• _PROBLEM REQUIREMENTS_
Every line that holds the word "Take" needs to be copied from the data below.

****************************************

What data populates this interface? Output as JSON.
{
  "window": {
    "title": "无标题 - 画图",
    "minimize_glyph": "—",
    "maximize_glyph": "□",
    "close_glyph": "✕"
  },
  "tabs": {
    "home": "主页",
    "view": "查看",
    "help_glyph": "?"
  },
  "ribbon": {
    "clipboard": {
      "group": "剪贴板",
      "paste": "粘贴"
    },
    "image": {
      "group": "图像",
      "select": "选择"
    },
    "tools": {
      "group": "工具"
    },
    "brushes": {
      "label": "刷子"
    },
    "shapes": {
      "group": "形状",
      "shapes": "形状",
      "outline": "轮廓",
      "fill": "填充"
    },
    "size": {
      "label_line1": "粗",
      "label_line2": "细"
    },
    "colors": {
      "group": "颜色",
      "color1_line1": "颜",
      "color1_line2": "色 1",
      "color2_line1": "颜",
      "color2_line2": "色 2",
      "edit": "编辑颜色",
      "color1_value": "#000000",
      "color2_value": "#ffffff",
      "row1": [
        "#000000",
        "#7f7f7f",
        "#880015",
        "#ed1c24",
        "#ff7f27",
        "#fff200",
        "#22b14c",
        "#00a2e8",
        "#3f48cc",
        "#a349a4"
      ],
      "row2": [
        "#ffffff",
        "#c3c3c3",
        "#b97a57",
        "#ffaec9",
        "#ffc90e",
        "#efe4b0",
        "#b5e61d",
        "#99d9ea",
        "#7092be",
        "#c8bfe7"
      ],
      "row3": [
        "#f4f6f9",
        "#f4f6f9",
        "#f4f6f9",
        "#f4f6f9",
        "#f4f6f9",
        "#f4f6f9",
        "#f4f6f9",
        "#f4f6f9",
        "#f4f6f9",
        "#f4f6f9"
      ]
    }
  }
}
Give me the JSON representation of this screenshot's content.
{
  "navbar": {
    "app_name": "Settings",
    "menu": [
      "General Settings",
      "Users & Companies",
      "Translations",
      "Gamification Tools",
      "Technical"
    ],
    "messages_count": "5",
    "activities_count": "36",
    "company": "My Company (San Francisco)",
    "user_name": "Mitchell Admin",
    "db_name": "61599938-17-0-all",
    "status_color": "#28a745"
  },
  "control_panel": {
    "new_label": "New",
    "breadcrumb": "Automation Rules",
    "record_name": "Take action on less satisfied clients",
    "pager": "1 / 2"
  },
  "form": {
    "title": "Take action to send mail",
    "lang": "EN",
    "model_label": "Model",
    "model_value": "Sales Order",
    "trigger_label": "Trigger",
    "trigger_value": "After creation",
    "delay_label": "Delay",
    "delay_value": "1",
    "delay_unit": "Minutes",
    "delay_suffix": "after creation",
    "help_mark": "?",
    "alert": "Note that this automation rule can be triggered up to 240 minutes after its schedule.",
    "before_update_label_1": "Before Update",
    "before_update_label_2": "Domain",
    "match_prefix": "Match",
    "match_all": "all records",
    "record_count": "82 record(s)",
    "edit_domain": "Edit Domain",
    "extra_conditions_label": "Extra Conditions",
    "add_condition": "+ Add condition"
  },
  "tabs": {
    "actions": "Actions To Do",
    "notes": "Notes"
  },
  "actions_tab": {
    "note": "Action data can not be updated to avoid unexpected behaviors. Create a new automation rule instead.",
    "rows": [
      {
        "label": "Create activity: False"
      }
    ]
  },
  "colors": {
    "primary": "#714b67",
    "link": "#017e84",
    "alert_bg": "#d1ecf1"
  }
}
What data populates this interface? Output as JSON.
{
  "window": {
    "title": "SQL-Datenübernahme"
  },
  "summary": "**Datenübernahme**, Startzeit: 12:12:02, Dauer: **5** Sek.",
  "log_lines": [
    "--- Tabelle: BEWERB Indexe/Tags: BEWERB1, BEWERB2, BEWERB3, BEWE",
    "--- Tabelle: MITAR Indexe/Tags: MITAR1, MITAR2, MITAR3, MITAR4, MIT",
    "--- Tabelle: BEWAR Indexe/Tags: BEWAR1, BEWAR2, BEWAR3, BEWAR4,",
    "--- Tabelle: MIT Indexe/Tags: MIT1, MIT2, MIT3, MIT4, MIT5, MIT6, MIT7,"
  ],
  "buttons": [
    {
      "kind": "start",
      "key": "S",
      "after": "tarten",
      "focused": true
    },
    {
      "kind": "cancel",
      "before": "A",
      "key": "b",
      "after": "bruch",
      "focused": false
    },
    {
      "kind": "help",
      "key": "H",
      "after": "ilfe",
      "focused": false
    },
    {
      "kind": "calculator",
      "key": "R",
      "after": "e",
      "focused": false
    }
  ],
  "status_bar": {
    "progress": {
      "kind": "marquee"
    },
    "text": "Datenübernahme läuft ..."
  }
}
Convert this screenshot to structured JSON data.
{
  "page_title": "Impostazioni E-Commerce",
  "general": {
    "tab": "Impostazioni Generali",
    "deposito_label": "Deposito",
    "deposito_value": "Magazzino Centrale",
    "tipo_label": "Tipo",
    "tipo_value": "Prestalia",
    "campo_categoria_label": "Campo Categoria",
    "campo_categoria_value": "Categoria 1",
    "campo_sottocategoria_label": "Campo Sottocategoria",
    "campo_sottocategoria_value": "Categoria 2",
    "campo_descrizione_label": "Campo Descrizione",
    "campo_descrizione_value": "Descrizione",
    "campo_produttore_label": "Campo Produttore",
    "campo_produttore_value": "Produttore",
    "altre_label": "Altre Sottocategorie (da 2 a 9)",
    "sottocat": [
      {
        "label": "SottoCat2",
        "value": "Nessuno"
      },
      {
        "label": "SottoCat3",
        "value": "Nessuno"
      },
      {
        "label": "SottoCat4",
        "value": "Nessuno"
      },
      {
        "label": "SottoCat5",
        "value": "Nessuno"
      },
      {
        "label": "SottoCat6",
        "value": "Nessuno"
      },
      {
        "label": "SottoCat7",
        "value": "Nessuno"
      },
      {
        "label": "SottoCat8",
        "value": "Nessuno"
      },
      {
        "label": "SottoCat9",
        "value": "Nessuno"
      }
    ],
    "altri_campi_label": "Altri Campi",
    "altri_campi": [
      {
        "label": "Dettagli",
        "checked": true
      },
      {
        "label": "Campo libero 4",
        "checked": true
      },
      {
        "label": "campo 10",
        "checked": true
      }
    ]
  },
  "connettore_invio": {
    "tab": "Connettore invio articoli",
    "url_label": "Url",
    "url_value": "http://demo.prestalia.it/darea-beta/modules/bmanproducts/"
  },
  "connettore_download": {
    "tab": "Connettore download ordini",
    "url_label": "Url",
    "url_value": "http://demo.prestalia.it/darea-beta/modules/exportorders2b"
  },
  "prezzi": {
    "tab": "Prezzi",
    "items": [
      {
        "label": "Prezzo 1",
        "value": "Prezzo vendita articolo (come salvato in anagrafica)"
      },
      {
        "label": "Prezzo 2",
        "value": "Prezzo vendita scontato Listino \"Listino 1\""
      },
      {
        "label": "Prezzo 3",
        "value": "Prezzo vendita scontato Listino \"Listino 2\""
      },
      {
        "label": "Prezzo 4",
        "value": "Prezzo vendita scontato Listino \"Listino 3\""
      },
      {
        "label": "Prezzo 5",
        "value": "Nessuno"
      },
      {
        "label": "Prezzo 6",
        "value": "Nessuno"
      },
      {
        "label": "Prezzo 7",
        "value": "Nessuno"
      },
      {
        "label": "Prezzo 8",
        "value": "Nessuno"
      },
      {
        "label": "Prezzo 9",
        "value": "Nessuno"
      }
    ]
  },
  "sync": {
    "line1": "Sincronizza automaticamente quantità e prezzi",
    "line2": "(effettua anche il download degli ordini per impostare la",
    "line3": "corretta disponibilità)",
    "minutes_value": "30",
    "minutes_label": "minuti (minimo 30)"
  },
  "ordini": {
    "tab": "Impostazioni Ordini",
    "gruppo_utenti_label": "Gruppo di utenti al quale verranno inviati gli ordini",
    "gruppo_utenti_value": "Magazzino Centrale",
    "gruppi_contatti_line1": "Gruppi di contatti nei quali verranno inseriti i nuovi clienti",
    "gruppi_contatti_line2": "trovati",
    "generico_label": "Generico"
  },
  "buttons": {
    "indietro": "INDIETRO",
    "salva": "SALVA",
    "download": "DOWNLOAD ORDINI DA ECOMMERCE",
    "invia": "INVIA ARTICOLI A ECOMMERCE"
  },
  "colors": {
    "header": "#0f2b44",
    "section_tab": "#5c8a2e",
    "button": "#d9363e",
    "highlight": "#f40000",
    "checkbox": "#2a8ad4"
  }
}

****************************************

• _RESULT_
    "record_name": "Take action on less satisfied clients",
    "title": "Take action to send mail",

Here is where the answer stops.